Task prompt:
Copy every record exactly. Nothing may be skipped.

══ Dataset extract ══

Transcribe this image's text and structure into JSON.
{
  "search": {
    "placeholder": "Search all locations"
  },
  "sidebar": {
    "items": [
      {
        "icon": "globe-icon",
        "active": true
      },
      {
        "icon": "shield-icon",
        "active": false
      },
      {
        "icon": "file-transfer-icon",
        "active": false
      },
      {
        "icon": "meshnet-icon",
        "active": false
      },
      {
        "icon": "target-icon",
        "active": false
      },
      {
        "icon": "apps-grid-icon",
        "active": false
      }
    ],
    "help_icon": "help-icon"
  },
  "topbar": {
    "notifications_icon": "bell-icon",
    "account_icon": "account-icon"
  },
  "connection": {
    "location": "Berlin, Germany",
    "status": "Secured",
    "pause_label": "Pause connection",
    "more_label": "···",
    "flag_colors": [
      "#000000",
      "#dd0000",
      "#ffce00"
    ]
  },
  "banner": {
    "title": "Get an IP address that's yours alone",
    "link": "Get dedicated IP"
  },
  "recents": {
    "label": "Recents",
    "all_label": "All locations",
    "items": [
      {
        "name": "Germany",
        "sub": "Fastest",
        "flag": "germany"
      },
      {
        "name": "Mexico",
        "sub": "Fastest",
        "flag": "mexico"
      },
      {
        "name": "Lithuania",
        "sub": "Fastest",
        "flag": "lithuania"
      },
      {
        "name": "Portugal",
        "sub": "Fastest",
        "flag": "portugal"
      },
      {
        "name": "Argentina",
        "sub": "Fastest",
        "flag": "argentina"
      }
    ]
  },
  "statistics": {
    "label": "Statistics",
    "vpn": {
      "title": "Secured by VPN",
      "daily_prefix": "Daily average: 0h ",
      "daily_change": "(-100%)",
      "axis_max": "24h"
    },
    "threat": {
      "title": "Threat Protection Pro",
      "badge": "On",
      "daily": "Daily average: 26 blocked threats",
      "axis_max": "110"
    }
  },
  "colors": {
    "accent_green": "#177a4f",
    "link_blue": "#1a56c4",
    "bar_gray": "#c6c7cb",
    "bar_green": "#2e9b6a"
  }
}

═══

Exercise answer:
Transcribe this image's text and structure into JSON.
{
  "search": {
    "placeholder": "Search all locations"
  },
  "sidebar": {
    "items": [
      {
        "icon": "globe-icon",
        "active": true
      },
      {
        "icon": "shield-icon",
        "active": false
      },
      {
        "icon": "file-transfer-icon",
        "active": false
      },
      {
        "icon": "meshnet-icon",
        "active": false
      },
      {
        "icon": "target-icon",
        "active": false
      },
      {
        "icon": "apps-grid-icon",
        "active": false
      }
    ],
    "help_icon": "help-icon"
  },
  "topbar": {
    "notifications_icon": "bell-icon",
    "account_icon": "account-icon"
  },
  "connection": {
    "location": "Berlin, Germany",
    "status": "Secured",
    "pause_label": "Pause connection",
    "more_label": "···",
    "flag_colors": [
      "#000000",
      "#dd0000",
      "#ffce00"
    ]
  },
  "banner": {
    "title": "Get an IP address that's yours alone",
    "link": "Get dedicated IP"
  },
  "recents": {
    "label": "Recents",
    "all_label": "All locations",
    "items": [
      {
        "name": "Germany",
        "sub": "Fastest",
        "flag": "germany"
      },
      {
        "name": "Mexico",
        "sub": "Fastest",
        "flag": "mexico"
      },
      {
        "name": "Lithuania",
        "sub": "Fastest",
        "flag": "lithuania"
      },
      {
        "name": "Portugal",
        "sub": "Fastest",
        "flag": "portugal"
      },
      {
        "name": "Argentina",
        "sub": "Fastest",
        "flag": "argentina"
      }
    ]
  },
  "statistics": {
    "label": "Statistics",
    "vpn": {
      "title": "Secured by VPN",
      "daily_prefix": "Daily average: 0h ",
      "daily_change": "(-100%)",
      "axis_max": "24h"
    },
    "threat": {
      "title": "Threat Protection Pro",
      "badge": "On",
      "daily": "Daily average: 26 blocked threats",
      "axis_max": "110"
    }
  },
  "colors": {
    "accent_green": "#177a4f",
    "link_blue": "#1a56c4",
    "bar_gray": "#c6c7cb",
    "bar_green": "#2e9b6a"
  }
}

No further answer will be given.